→ **Excerpted data**
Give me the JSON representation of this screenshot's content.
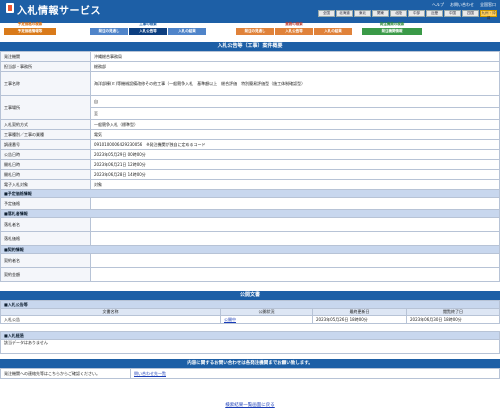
{
  "header": {
    "site_title": "入札情報サービス",
    "top_links": [
      "ヘルプ",
      "お問い合わせ",
      "全国窓口"
    ],
    "regions": [
      "全国",
      "北海道",
      "東北",
      "関東",
      "北陸",
      "中部",
      "近畿",
      "中国",
      "四国",
      "九州・沖縄"
    ],
    "active_region": 9
  },
  "nav": {
    "group1": {
      "caption": "予定価格の検索",
      "tabs": [
        "予定価格情報等"
      ]
    },
    "group2": {
      "caption": "工事の検索",
      "tabs": [
        "発注の見通し",
        "入札公告等",
        "入札の結果"
      ]
    },
    "group3": {
      "caption": "業務の検索",
      "tabs": [
        "発注の見通し",
        "入札公告等",
        "入札の結果"
      ]
    },
    "group4": {
      "caption": "発注機関の検索",
      "tabs": [
        "発注機関情報"
      ]
    }
  },
  "detail": {
    "heading": "入札公告等（工事）案件概要",
    "rows": [
      {
        "label": "発注機関",
        "value": "沖縄総合事務局"
      },
      {
        "label": "担当部・事務所",
        "value": "総務部"
      },
      {
        "label": "工事名称",
        "value": "海洋部棟(Ｅ)等機械設備改修その他工事（一般競争入札　基準額以上　総合評価　特別簡易評価型（施工体制確認型）"
      }
    ],
    "place_label": "工事場所",
    "place_values": [
      "自",
      "至"
    ],
    "rows2": [
      {
        "label": "入札契約方式",
        "value": "一般競争入札（標準型）"
      },
      {
        "label": "工事種別／工事の業種",
        "value": "電気"
      },
      {
        "label": "調達番号",
        "value": "0910100006429230056"
      },
      {
        "label": "公告日時",
        "value": "2023年05月29日 00時00分"
      },
      {
        "label": "開札日時",
        "value": "2023年06月21日 12時00分"
      },
      {
        "label": "開札日時",
        "value": "2023年06月28日 14時00分"
      },
      {
        "label": "電子入札対象",
        "value": "対象"
      }
    ],
    "code_note": "※発注機関が独自に定めるコード",
    "section_price": "■予定価格情報",
    "price_label": "予定価格",
    "section_result": "■落札者情報",
    "result_rows": [
      "落札者名",
      "落札価格"
    ],
    "section_contract": "■契約情報",
    "contract_rows": [
      "契約者名",
      "契約金額"
    ]
  },
  "documents": {
    "heading": "公開文書",
    "sub": "■入札公告等",
    "columns": [
      "文書名称",
      "公開状況",
      "最終更新日",
      "閲覧終了日"
    ],
    "row": {
      "name": "入札公告",
      "status": "公開中",
      "updated": "2023年05月26日 18時00分",
      "end": "2023年06月30日 18時00分"
    }
  },
  "flow": {
    "sub": "■入札経過",
    "note": "該当データはありません"
  },
  "contact": {
    "heading": "内容に関するお問い合わせは各発注機関までお願い致します。",
    "text": "発注機関への連絡先等はこちらからご確認ください。",
    "link": "問い合わせ先一覧"
  },
  "footer_link": "検索結果一覧画面に戻る"
}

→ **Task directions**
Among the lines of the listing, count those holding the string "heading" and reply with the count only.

→ **Solution for this exercise**
3